One last push and Langlands Moss will be returned to its full natural glory according to South Lanarkshire’s Countryside Ranger Service.
The final significant conifer plantation at the East Kilbride Local Nature Reserve is being removed as the site is returned to its natural state to help preserve and protect rare native species and habitats for future generations.
Langlands Moss has been at the centre of a peatland restoration project, which has been funded by Peatland ACTION since 2017, with the goal of preserving the existing natural peatland habitat and restoring areas that have fallen prey to human interventions.
South Lanarkshire Chair of Community and Enterprise Resources Councillor John Anderson said: “Although several generations have grown up with the conifer woodland at Langlands Moss it was not a natural feature but rather the result of programmed plantation in the 1960s.
“Over the last 60 years the conifer trees have worked against the ecological well-being of the area, gradually drying it out and destroying the rare peatland habitat.
“Working with the local community through Friends of Langlands Moss, Scottish Natural Heritage and the Central Scotland Green Network Trust, South Lanarkshire Council’s Countryside and Greenspace team have been successfully restoring the native raised bog and this final phase of conifer removal is a welcome landmark.”
In addition to removing the forestry plantation the project will involve damming the drainage ditches on the Moss to hold water and re-wet the bog and help sphagnum moss and other bog plant species to flourish.
Lowland raised bogs are among one of our most important habitats nationally and internationally. Not only do they provide a unique home for a variety of plants, animals and insects but a properly functioning bog is a significant store of carbon; helping to reduce the impacts of climate change. Unfortunately, lowland raised bogs are today among our most threatened habitats.
Andrew McBride from Peatland ACTION said: “Lowland raised bogs in good condition – such as the eastern section of Langlands Moss – are a rare and threatened habitat, not only in Scotland but across the world.
“Peatlands are important carbon stores in the fight against climate change. The peat at the moss is an impressive nine metres at its deepest; the deeper the peat, the more carbon is stored. Removing the trees from the site, followed by ditch blocking, helps to ensure this carbon stays in the ground, rather than being released into the atmosphere.”
It has been almost thirty years since the first conifer plantation was removed in the early 1990s, that work along with improved access saw Langlands Moss declared a Local Nature Reserve (LNR).
In more recent times the last decade has seen a huge effort by South Lanarkshire Council and Friends of Langlands Moss (FOLM) to restore the natural hydrology of the bog. Many volunteer hours have been spent replacing old and broken dams along the forestry drainage ditches, monitoring the wildlife and carrying out events. FOLM have also strived to secure funding in improving access and signage to the reserve, whilst raising awareness of the reserve and the plight of raised bogs in the UK
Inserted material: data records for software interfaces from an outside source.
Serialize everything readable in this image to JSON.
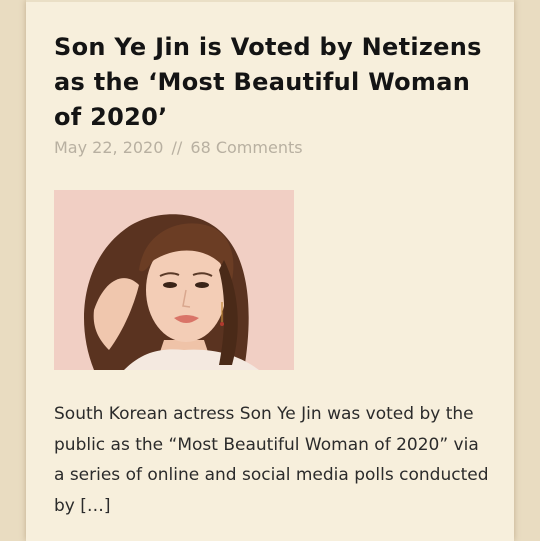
{
  "article": {
    "title": "Son Ye Jin is Voted by Netizens as the ‘Most Beautiful Woman of 2020’",
    "date": "May 22, 2020",
    "separator": "//",
    "comments": "68 Comments",
    "excerpt": "South Korean actress Son Ye Jin was voted by the public as the “Most Beautiful Woman of 2020” via a series of online and social media polls conducted by […]"
  },
  "colors": {
    "page_background": "#e9dcc1",
    "card_background": "#f7efdc",
    "title_text": "#141414",
    "meta_text": "#b8b0a1",
    "body_text": "#2b2b2b",
    "photo_background": "#f1cfc4"
  }
}
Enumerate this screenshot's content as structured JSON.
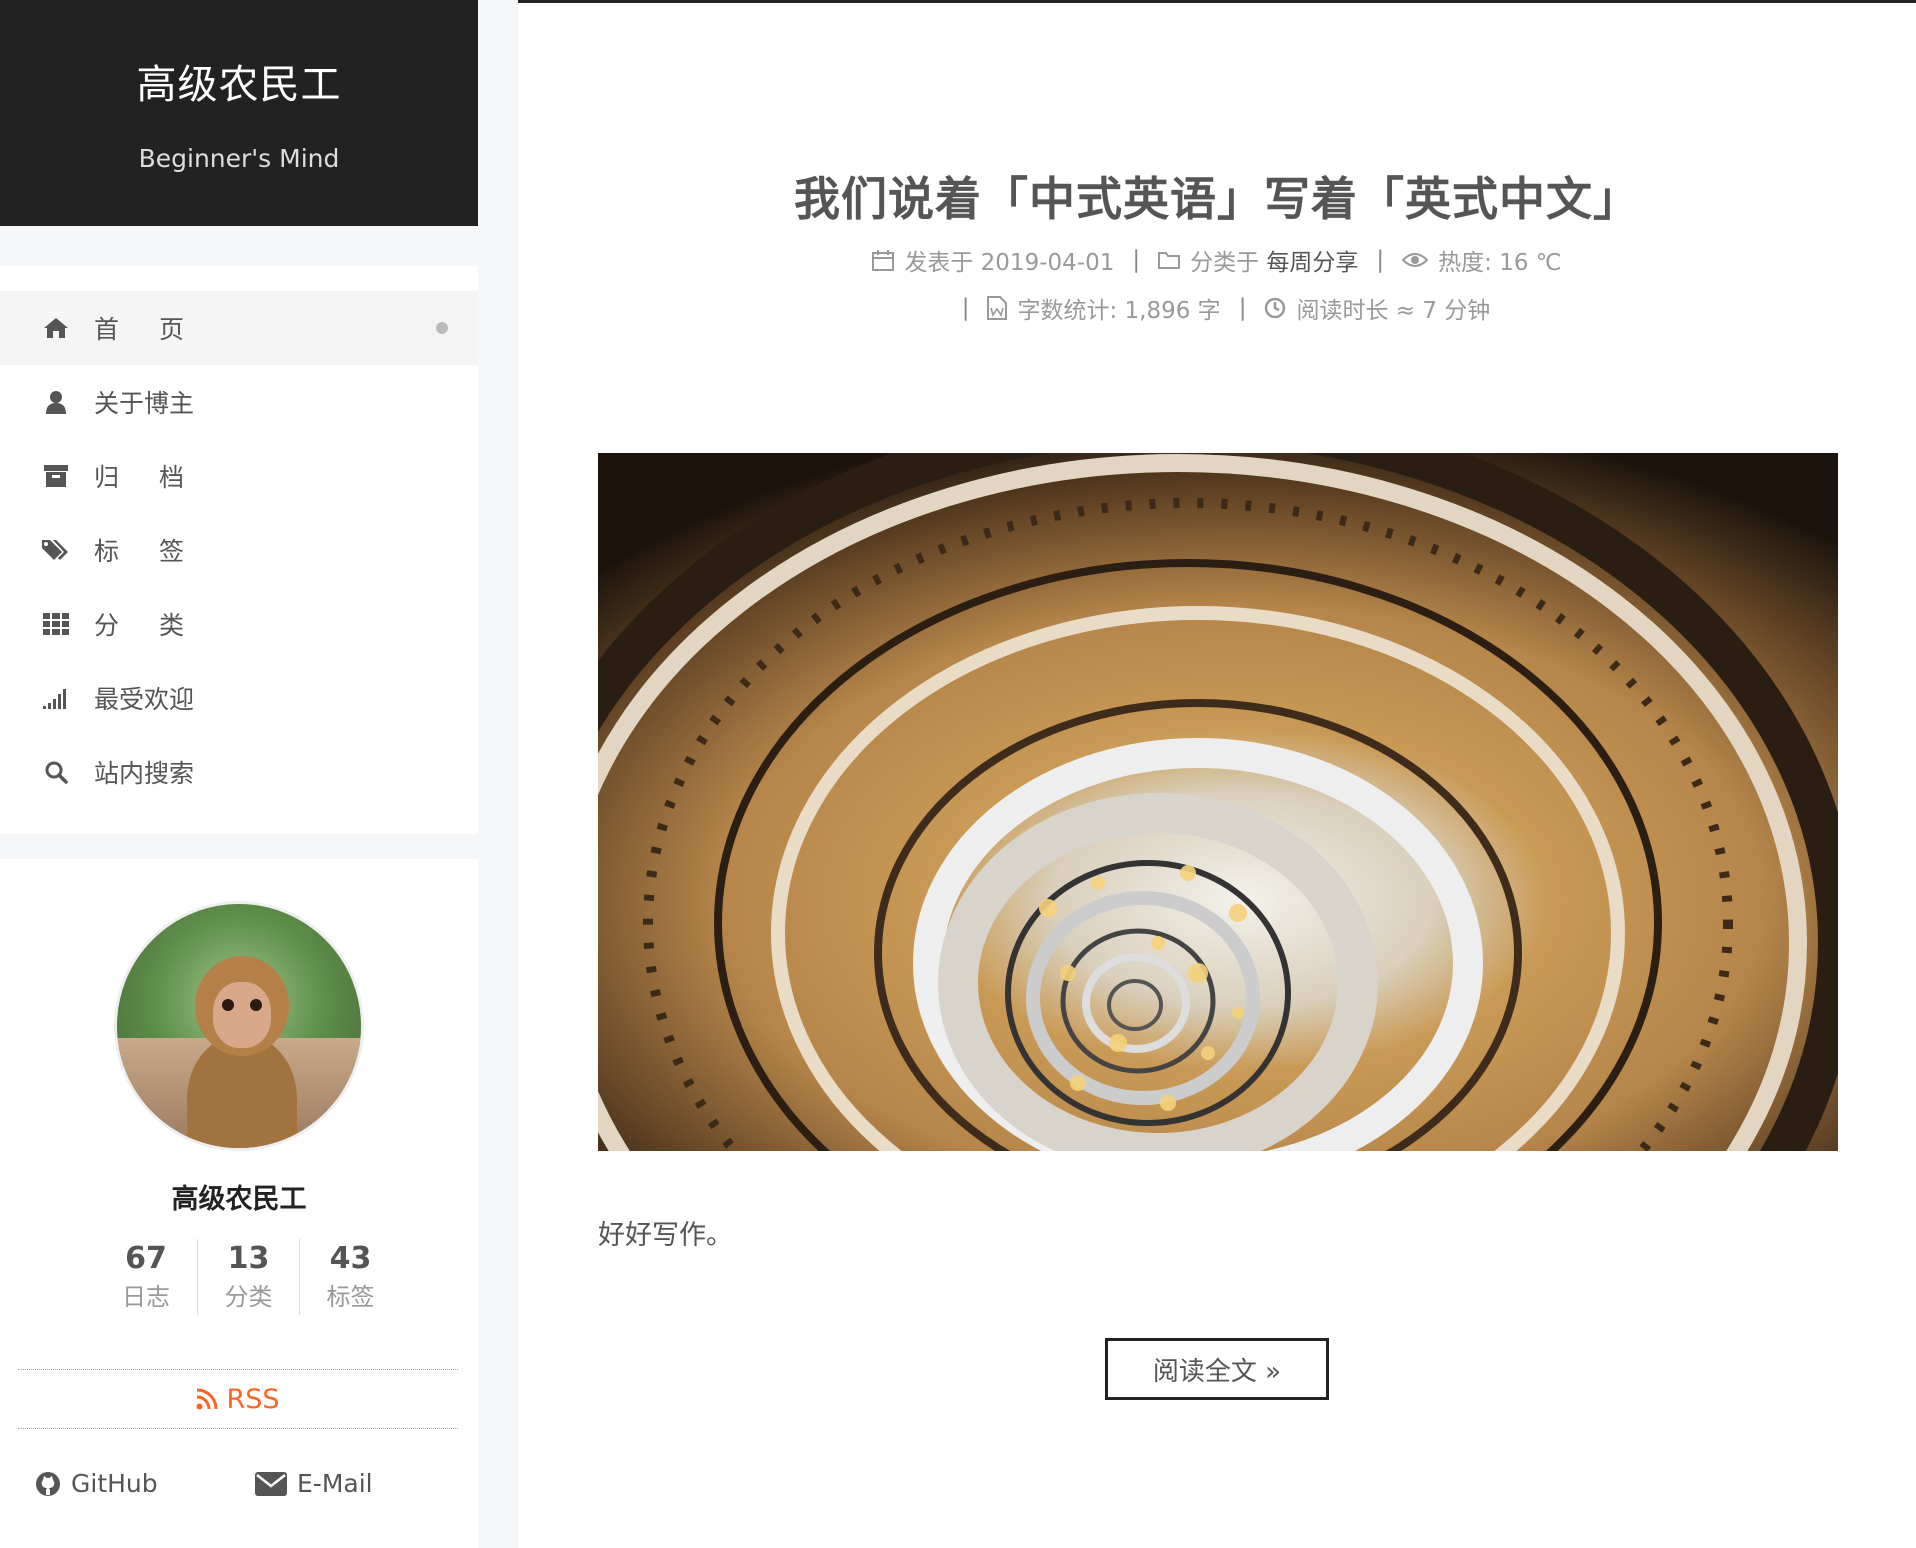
{
  "brand": {
    "title": "高级农民工",
    "subtitle": "Beginner's Mind"
  },
  "menu": [
    {
      "label": "首页",
      "icon": "home-icon"
    },
    {
      "label": "关于博主",
      "icon": "user-icon"
    },
    {
      "label": "归档",
      "icon": "archive-icon"
    },
    {
      "label": "标签",
      "icon": "tags-icon"
    },
    {
      "label": "分类",
      "icon": "grid-icon"
    },
    {
      "label": "最受欢迎",
      "icon": "signal-icon"
    },
    {
      "label": "站内搜索",
      "icon": "search-icon"
    }
  ],
  "profile": {
    "name": "高级农民工",
    "stats": [
      {
        "count": "67",
        "label": "日志"
      },
      {
        "count": "13",
        "label": "分类"
      },
      {
        "count": "43",
        "label": "标签"
      }
    ],
    "rss": "RSS",
    "links": [
      {
        "label": "GitHub"
      },
      {
        "label": "E-Mail"
      }
    ]
  },
  "post": {
    "title": "我们说着「中式英语」写着「英式中文」",
    "meta": {
      "posted": "发表于 2019-04-01",
      "category_prefix": "分类于",
      "category": "每周分享",
      "views": "热度: 16 ℃",
      "wordcount": "字数统计: 1,896 字",
      "readtime": "阅读时长 ≈ 7 分钟",
      "separator": "|"
    },
    "excerpt": "好好写作。",
    "read_more": "阅读全文 »"
  },
  "colors": {
    "header_bg": "#222222",
    "rss": "#fc6423",
    "accent_text": "#555555"
  }
}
Peatland ACTION has funded the Bog Squad, comprised of local community groups and volunteers and led by the Butterfly Conservation Trust’s Peatland Restoration Project Officer, the group undertook restoration activities that could be completed by hand.
Plans are now underway to extend the LNR designation to include the north of the site to protect it from degradation and development.
Work to fell and remove the over-mature conifer trees is due to start week beginning 20th January and work on the site will continue until late May. Forestry work involves using large machinery so for the safety of the public and workers Langlands Moss will be closed to the public until the contractors have completed all felling operations.
People are asked to please heed warning signs and to not use paths that have been closed to allow tree felling work to take place even if machinery is not operating in the area. Regular visitors to the site are encouraged to check FoLM and SLC Facebook sites for updates.
Once the conifer plantation has been removed work will begin on damming the drainage ditches to raise the water table on the site. Non-native conifer trees will also be removed in the woodlands around the edge of the site to improve the health of the native deciduous woodland and make them more attractive to wildlife.
Although the felling area may at first look unsightly, native trees and plants will quickly spring up once the area is no longer dark and shaded by the dense conifer trees. Partners also intend to continue fundraising to carry out access improvements across the whole site.
Linda McConaghie from Central Scotland Green Network Trust said: “CSGNT is delighted to be working with SLC and FoLM to restore Langlands Moss to its former glory. Not only will the work restore and protect a rare habitat but it will also help reduce the impacts of climate change as a peatbog acts as a sponge, absorbing and locking in carbon dioxide and water to help reduce flooding."
The sale of timber from the felled conifer plantation will be used to fund the tree removal and restoration work on the site and is expected to generate around £180,000.